By Karl Terry: PNT Managing Editor
Eastern New Mexico University students and faculty got the opportunity to quiz U.S. Senate candidate Rep. Heather Wilson, R-N.M., on her positions at a Q & A session sponsored by the student senate Monday.
Wilson listed for the crowd of close to 100 that packed the Pecos Room at the Campus Union Building her main campaign issues as defense of the nation, the economy, tax relief and border security.
She also complimented Eastern on the student turnout, saying it was important that students be involved.
“One of the things that concerns me is so few people under the age of 25 gets involved,” Wilson said. “Politics is not a spectator sport. Successive generations of Americans have to choose to continue in this experiment (democracy) … choose to become involved.”
After Wilson opened the meeting up for questions she was immediately challenged by a student on her views in supporting the Patriot Act.
Wilson said she supported the legislation in order to give law enforcement more tools to fight terrorism.
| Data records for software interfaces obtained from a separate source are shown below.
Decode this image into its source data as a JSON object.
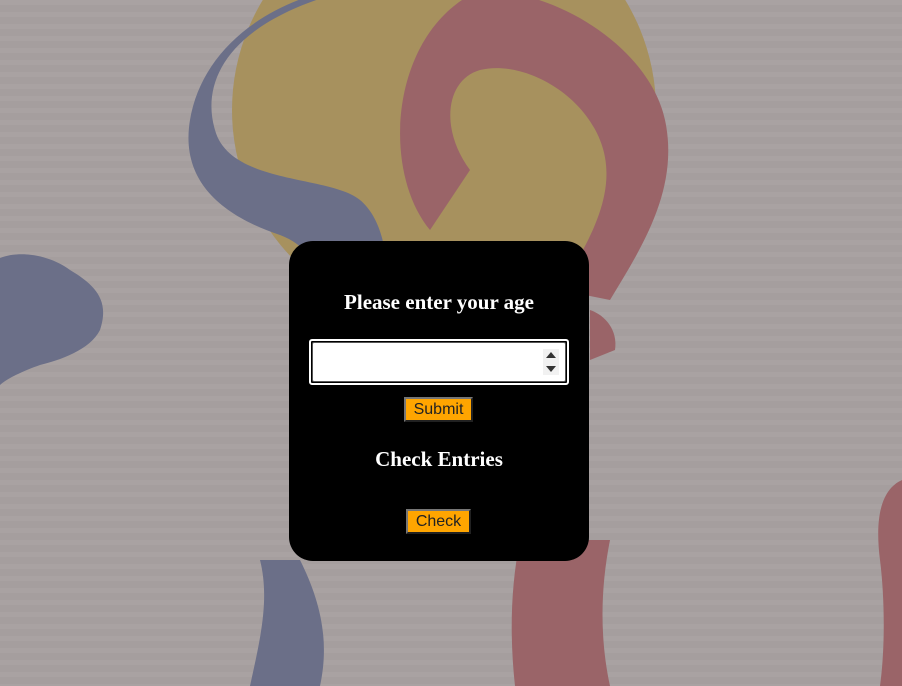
{
  "colors": {
    "overlay": "#a59e9e",
    "modal_bg": "#000000",
    "button_bg": "#ffa500",
    "text": "#ffffff"
  },
  "modal": {
    "title": "Please enter your age",
    "age_input": {
      "value": "",
      "placeholder": ""
    },
    "submit_label": "Submit",
    "entries_title": "Check Entries",
    "check_label": "Check"
  }
}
She said the act simply gave law enforcement the ability to go after terrorists in the same way law enforcement goes after domestic criminals with warrants.
“I don’t see why we should extend more protection under the law to a terrorist than we do members of the mob,” Wilson said.
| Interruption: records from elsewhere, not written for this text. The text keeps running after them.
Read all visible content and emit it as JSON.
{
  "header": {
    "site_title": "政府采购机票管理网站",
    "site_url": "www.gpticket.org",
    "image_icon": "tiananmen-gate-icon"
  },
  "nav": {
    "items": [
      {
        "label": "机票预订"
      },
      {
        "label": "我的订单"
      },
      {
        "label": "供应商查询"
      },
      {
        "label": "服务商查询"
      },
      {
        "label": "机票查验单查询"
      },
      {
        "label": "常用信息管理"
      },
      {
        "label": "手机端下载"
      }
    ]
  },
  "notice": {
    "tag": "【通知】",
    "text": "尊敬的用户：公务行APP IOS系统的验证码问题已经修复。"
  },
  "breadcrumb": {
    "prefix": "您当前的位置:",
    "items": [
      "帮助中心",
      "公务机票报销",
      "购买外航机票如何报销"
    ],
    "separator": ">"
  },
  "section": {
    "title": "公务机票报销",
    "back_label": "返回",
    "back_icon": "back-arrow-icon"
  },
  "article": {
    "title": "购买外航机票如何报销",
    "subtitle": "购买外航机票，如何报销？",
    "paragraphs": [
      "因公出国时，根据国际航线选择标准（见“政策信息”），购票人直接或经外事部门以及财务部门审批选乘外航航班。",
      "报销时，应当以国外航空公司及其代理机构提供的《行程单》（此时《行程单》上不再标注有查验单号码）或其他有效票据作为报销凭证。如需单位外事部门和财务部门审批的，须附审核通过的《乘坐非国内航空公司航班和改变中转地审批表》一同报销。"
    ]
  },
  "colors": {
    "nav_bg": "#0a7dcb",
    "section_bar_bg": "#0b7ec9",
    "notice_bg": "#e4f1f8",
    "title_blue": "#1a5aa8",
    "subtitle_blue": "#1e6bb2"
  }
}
When asked about making the nation more energy independent, Wilson said she supported more exploration at home and also recently supported increased fuel economy standards for automobiles. She also said she supported new technologies such as biofuels, hydrogen vehicles and the next generation of nuclear reactors.
“We don’t have to choose between the energy we need and the land we love,” Wilson said. “We can explore responsibly.”
Gene Smith, dean of the college of business at ENMU asked Wilson, “What does conservative mean to you?”
Wilson replied that she was what she likes to refer to as a “common-sense conservative”
“I trust people much more than I trust government,” Wilson said. “I believe wealth comes through enterprise not government.”
She said as a young person she registered as a Democrat, mostly because the politician who recommended her to a military academy was a Democrat. She says after she examined things more closely she decided that Republicans matched her view of national security better and switched at an early age.
Wilson also fielded questions on renewable energy, nuclear power, the No Child Left Behind Act and Social Security in the hour-long session.
“It was a good turnout and I was surprised by how many people my age were there,” ENMU junior Erin Griffith said. “Young people need to be involved in politics.”
Michelle Miller, a member of the ENMU Student Senate who helped organize the event said she too was impressed with the crowd.
“It means, hopefully, people will get involved,” Miller said.